• Records for the exercise:
------------------------------------------------------------------------

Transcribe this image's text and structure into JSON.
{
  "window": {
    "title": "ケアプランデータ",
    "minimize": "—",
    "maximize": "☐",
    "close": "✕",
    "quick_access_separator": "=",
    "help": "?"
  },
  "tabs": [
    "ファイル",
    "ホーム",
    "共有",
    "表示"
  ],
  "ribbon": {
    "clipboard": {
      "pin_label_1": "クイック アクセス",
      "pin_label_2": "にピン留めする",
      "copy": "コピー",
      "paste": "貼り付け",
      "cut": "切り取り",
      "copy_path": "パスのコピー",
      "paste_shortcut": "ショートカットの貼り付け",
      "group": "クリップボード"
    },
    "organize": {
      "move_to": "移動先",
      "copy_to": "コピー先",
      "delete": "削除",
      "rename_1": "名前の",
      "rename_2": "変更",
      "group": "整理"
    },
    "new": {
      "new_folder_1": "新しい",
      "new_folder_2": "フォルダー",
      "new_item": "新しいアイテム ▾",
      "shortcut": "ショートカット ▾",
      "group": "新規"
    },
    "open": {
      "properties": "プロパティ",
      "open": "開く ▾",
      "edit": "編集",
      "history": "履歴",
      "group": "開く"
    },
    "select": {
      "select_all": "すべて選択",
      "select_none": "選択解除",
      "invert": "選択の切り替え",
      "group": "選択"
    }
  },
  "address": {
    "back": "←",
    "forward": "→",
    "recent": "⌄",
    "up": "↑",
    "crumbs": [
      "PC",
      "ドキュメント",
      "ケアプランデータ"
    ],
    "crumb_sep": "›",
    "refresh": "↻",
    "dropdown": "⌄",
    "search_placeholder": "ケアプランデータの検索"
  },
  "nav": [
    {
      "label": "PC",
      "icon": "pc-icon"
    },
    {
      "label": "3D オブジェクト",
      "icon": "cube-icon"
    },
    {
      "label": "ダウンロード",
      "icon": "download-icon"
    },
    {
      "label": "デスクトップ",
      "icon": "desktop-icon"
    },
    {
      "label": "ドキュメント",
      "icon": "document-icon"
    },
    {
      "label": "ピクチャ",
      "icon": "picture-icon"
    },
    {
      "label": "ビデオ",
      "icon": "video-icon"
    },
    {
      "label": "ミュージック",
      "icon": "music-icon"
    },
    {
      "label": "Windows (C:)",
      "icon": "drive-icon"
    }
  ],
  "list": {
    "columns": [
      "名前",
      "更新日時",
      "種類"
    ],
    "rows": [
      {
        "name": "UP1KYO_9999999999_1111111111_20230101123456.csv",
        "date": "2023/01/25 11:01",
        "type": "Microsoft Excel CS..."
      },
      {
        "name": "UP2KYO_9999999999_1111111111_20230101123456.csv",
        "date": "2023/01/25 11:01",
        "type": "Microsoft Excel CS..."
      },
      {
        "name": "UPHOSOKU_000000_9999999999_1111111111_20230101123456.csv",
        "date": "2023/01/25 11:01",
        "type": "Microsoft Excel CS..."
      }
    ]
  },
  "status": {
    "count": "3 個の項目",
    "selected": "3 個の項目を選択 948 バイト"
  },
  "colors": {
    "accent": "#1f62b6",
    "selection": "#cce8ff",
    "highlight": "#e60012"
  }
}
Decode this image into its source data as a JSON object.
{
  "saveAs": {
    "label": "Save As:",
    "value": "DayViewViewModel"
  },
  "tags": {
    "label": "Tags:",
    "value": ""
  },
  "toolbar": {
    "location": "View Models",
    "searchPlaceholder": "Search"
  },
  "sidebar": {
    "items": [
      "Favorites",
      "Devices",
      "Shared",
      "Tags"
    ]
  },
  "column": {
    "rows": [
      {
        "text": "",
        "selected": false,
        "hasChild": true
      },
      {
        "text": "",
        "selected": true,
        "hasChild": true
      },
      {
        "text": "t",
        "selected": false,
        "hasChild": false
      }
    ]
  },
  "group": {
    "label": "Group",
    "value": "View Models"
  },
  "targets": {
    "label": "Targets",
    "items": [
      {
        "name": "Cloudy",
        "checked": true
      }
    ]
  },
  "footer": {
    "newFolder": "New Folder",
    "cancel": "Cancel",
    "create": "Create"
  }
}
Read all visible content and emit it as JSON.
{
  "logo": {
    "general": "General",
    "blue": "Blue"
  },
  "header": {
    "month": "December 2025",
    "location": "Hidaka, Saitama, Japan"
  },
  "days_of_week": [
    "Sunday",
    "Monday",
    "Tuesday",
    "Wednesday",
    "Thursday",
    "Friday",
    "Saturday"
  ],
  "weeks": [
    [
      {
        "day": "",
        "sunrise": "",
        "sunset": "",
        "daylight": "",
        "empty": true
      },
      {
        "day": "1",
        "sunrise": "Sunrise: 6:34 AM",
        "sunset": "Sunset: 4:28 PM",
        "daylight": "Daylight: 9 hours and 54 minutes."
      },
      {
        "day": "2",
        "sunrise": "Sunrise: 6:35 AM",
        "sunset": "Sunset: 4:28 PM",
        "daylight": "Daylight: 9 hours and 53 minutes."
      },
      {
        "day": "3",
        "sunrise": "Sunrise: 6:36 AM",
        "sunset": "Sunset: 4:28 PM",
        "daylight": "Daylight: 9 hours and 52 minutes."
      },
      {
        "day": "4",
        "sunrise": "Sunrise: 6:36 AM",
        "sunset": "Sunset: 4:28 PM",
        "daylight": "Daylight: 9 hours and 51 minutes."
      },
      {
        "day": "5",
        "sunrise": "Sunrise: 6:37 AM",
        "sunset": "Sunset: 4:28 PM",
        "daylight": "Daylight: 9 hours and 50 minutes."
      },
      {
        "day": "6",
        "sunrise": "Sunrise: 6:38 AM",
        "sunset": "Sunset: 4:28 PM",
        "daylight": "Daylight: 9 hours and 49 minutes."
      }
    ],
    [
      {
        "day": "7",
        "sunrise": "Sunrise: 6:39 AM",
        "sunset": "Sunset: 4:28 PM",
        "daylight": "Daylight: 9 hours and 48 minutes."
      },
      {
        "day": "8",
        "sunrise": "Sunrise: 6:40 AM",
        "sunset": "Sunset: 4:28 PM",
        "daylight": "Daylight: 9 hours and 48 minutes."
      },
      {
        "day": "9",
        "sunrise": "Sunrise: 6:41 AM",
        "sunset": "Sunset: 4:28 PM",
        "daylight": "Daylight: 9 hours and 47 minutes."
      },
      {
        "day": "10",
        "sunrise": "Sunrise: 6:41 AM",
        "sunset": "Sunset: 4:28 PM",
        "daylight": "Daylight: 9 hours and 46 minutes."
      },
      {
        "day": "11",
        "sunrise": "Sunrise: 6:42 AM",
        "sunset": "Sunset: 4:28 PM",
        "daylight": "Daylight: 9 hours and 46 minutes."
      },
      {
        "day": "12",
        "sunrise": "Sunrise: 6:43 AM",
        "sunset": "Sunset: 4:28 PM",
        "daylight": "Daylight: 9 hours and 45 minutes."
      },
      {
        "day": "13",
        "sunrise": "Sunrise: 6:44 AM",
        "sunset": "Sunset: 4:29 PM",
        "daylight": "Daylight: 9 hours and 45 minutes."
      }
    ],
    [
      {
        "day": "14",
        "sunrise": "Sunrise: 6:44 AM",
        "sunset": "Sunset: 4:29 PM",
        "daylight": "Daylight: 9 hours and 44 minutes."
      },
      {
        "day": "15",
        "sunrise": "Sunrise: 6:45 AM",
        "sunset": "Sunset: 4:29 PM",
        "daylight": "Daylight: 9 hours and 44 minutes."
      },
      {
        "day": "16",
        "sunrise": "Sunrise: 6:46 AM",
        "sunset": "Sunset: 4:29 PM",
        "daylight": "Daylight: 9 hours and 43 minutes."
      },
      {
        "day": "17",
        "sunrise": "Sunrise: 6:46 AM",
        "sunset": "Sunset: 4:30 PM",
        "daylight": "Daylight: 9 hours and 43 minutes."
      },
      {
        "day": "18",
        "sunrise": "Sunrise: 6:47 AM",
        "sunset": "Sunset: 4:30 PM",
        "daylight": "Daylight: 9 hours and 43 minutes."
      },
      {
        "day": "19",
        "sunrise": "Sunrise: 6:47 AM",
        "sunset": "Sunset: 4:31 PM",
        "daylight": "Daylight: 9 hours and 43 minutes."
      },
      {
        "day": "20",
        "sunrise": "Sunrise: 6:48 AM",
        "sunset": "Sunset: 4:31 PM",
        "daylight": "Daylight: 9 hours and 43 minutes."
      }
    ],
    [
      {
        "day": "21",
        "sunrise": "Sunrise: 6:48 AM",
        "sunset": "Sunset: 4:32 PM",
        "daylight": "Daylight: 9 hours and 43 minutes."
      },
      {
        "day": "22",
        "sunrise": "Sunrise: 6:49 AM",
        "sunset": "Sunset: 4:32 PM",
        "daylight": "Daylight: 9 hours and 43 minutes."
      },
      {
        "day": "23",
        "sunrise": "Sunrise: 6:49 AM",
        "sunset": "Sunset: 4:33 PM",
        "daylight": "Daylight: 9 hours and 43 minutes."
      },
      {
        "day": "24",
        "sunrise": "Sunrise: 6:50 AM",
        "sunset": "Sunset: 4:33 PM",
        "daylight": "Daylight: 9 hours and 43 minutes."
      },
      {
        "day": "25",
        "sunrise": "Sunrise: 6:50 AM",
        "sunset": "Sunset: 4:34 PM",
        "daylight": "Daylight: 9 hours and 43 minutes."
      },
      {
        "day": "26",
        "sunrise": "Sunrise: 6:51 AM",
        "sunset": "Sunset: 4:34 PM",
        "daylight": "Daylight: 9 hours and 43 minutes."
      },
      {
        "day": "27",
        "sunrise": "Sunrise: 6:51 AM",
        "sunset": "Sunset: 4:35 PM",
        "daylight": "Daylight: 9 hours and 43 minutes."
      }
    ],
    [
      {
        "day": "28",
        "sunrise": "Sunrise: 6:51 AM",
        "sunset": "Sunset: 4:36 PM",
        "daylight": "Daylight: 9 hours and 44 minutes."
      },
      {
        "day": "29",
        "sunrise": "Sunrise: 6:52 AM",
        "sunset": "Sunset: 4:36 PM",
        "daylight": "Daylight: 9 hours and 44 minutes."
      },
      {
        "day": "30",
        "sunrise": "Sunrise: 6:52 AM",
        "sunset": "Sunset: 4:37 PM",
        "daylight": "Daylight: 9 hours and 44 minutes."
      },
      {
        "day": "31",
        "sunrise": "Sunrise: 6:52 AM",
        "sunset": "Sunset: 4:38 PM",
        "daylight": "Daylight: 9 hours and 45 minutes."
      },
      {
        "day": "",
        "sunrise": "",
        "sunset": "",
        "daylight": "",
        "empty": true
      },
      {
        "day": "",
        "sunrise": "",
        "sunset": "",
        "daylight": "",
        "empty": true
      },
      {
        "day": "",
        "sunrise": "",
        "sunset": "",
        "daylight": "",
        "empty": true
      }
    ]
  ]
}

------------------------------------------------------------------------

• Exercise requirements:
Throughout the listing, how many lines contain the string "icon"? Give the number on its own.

• Response to the task:
9